Oftentimes couples find themselves in a state of not feeling emotionally close and without sexual intimacy for a period of time. This is sometimes due to an argument or sometimes due to the everyday stresses and sheer busyness of life. Usually both people have a deep inner desire to create closeness again, however how they each approach this can be at opposite ends of the spectrum. There are common differences in how each partner approaches feeling close and feeling sexual towards the other. Often one person has a need to feel close emotionally before they are open to feeling sexual with their partner. For instance, a person may need words of appreciation, non-sexual affection, or time and space of feeling connected in order to be open to their sexual passion. Whereas, often the other partner experiences their sexuality as the doorway to feeling close. For them, being sexual and passionate re-opens their heart to the love they feel toward their partner, thus creating the emotional closeness sought.
Due to this difference couples may not understand their partner’s approach to closeness, which can lead to resentments, hurt, and arguments. One partner may be thinking, “All he/she wants me for is sex. I feel used and unimportant”. While the other partner may be thinking, “I am expressing my love and desire to connect and she/he is rejecting me. I feel rejected and unimportant”. Sound familiar?
(NOTE: This pattern is often gender associated, i.e., the man goes for the sex and the woman goes for the non-sexual contact, with both seeking the same end result of wanting to feel close and passionate. Whereas this is commonly seen in both of our private practices in working with couples, we also see the exact opposite where the roles are reversed gender-wise. It is important to steer away from gender generalizations and look at the truth that lives in your relationship. Assuming that “This is how men are” and “This is how women are” creates polarization. Individuals are not generalizations and the goal is to create closeness not division.)

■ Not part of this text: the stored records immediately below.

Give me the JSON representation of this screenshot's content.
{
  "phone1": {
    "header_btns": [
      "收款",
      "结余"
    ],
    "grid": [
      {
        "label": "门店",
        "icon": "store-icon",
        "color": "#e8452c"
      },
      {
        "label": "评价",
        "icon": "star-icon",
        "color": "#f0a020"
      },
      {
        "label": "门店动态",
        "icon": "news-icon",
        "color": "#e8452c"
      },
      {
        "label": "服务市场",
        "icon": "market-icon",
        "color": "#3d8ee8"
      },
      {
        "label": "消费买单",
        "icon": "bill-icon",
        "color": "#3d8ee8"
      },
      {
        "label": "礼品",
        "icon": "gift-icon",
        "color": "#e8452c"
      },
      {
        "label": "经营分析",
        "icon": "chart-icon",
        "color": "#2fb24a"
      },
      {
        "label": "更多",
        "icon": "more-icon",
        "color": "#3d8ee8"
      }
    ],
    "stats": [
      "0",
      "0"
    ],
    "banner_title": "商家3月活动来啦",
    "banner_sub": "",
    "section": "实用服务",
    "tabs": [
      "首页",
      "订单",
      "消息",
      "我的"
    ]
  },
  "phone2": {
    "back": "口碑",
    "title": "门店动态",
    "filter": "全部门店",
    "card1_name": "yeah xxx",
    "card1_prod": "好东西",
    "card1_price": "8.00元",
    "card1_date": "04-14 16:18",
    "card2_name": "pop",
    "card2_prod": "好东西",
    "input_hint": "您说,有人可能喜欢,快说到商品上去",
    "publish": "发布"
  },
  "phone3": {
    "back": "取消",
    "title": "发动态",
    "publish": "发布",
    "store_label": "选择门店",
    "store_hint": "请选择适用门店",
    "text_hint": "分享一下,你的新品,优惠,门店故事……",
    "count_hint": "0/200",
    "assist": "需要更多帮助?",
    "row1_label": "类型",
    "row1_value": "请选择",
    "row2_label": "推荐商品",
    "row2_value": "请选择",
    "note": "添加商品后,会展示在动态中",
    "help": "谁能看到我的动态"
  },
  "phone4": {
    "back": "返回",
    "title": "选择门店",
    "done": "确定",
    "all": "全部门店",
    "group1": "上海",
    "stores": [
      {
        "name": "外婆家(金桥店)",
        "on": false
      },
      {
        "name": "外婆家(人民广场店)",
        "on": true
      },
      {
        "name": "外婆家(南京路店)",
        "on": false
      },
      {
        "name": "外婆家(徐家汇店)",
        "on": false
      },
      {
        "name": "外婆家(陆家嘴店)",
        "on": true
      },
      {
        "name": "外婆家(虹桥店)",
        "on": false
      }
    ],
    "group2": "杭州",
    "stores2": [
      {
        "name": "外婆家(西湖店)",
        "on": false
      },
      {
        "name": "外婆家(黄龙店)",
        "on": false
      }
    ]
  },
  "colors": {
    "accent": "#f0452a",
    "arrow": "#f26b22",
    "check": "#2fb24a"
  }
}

Now that we have identified the differences, what do we do about it?
- Acknowledge and be transparent about the differences.
- Acknowledge and be transparent about the fact that you both desire the same result of emotional closeness and a satisfying sex life. (Who wouldn’t want this?)
- Respect and understand your partner’s differences.
- Do not try to convince or manipulate your partner in doing it your way.
- When you stop trying to convince your partner that your way is the “right” way and approach each other with respect and understanding, it stops the fighting and creates an atmosphere of being open to and allowing the influence of your partner’s approach.
- Reframe how you have been interpreting your partner’s approach. A possible reframe for “All he wants me for is sex” becomes “When he approaches me in the kitchen and passionately kisses me and puts his hand on my breast, he is showing me his desire to connect with me and love me. I am being loved”
- A possible reframe for “She is rejecting me again” becomes “She does want me and my sexuality, she is not rejecting me, she is asking me to go slowly so she can open”
Most couples have differences in how they re-connect and re-engage their passion, sexuality and emotional closeness. We encourage you to have a frank and honest conversation on how these differences live in your relationship and with the deeper understanding of your partner’s true intentions, reframe your inner dialogue to allow both approaches respect and to be embraced.
By Tracy and David Wikander/ Leaders of Renewal Couples Training
More info about the Couple’s Renewal Training here